- Withhold his assent to the bill
- Return the bill (if it is not a money bill) for reconsideration of the state legislature. However, if the bill is passed again by the state legislature with or without amendments the governor has to give his assent to the bill
- Reserve the bill for the consideration of the president. In one case, such reservation is obligatory that is where the bill passed by the state legislature endangers the position of the state High Court. In addition, the Governor also reserve the bill if it is of the following nature: 1. Against the provision of constitution, 2.Opposed to the DPSP, 3. Against the larger interest of country, 4. Of grave national importance, 5. Dealing with compulsory acquisition of property under article 31 A of the constitution.

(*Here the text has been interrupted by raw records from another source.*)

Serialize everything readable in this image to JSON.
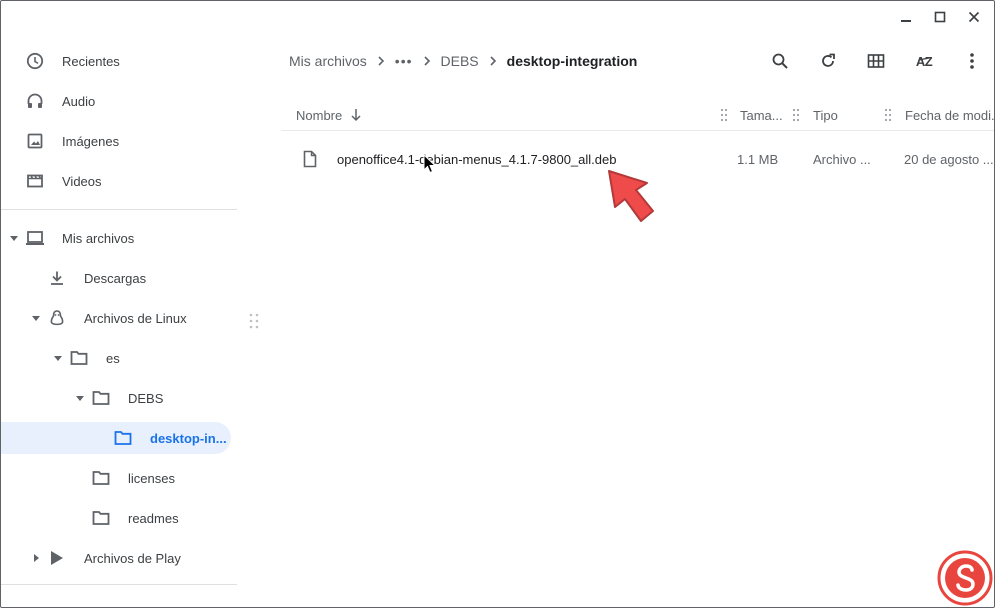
{
  "window": {
    "controls": [
      "minimize-icon",
      "maximize-icon",
      "close-icon"
    ]
  },
  "sidebar": {
    "items": [
      {
        "label": "Recientes",
        "icon": "clock-icon"
      },
      {
        "label": "Audio",
        "icon": "headphones-icon"
      },
      {
        "label": "Imágenes",
        "icon": "image-icon"
      },
      {
        "label": "Videos",
        "icon": "movie-icon"
      },
      {
        "label": "Mis archivos",
        "icon": "laptop-icon"
      },
      {
        "label": "Descargas",
        "icon": "download-icon"
      },
      {
        "label": "Archivos de Linux",
        "icon": "linux-penguin-icon"
      },
      {
        "label": "es",
        "icon": "folder-icon"
      },
      {
        "label": "DEBS",
        "icon": "folder-icon"
      },
      {
        "label": "desktop-in...",
        "icon": "folder-icon"
      },
      {
        "label": "licenses",
        "icon": "folder-icon"
      },
      {
        "label": "readmes",
        "icon": "folder-icon"
      },
      {
        "label": "Archivos de Play",
        "icon": "play-store-icon"
      }
    ],
    "selected_color": "#1a73e8"
  },
  "breadcrumb": {
    "root": "Mis archivos",
    "ellipsis": "•••",
    "parent": "DEBS",
    "current": "desktop-integration"
  },
  "toolbar": {
    "sort_label": "AZ"
  },
  "table": {
    "columns": [
      "Nombre",
      "Tama...",
      "Tipo",
      "Fecha de modi..."
    ],
    "rows": [
      {
        "name": "openoffice4.1-debian-menus_4.1.7-9800_all.deb",
        "size": "1.1 MB",
        "type": "Archivo ...",
        "date": "20 de agosto ..."
      }
    ]
  },
  "colors": {
    "accent": "#1a73e8",
    "arrow": "#f04b4b",
    "watermark": "#e9453f"
  }
}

- He can promulgate ordinances when the state legislature is not in session. These ordinances must be approved by the state legislature in 6 weeks from its reassembly. He can also withdraw an Ordinance any time.
- He lays the report of state finance commission, state public service commission and the Comptroller and Auditor General relating to the accounts of the state, before the state legislature
- He sees that the annual financial statement is laid before the state legislature.
- Money bill can be introduced in the state legislature only with his prior recommendation
- No demand for a grant can be made except on his recommendation.
- He can make advances out of the contingency fund of the state to meet any unforeseen expenditure.
- He constitutes a finance commission after every five years to review the financial position of the panchayats and the municipalities.
Pardoning powers of governor (Article 161)
The governor of a state possesses the pardoning power under Article 161 of the Constitution of India. Hence, the governor can also grant Pardon, Reprieves, Respites and Remissions of punishment or suspend, Remit and Commute the sentence of any person convicted of any offence against the State Law. But the pardoning power of the governor’s differs from that of the president in following two respects:
- The president can pardon sentences inflicted by court martial while the Governor cannot.
- The president can pardon death sentence while the Governor cannot. Even if the state law prescribes death sentence, the power to grant pardon lies with the president and not the Governor. However, the governor can Suspend, Remit or commute a death sentence.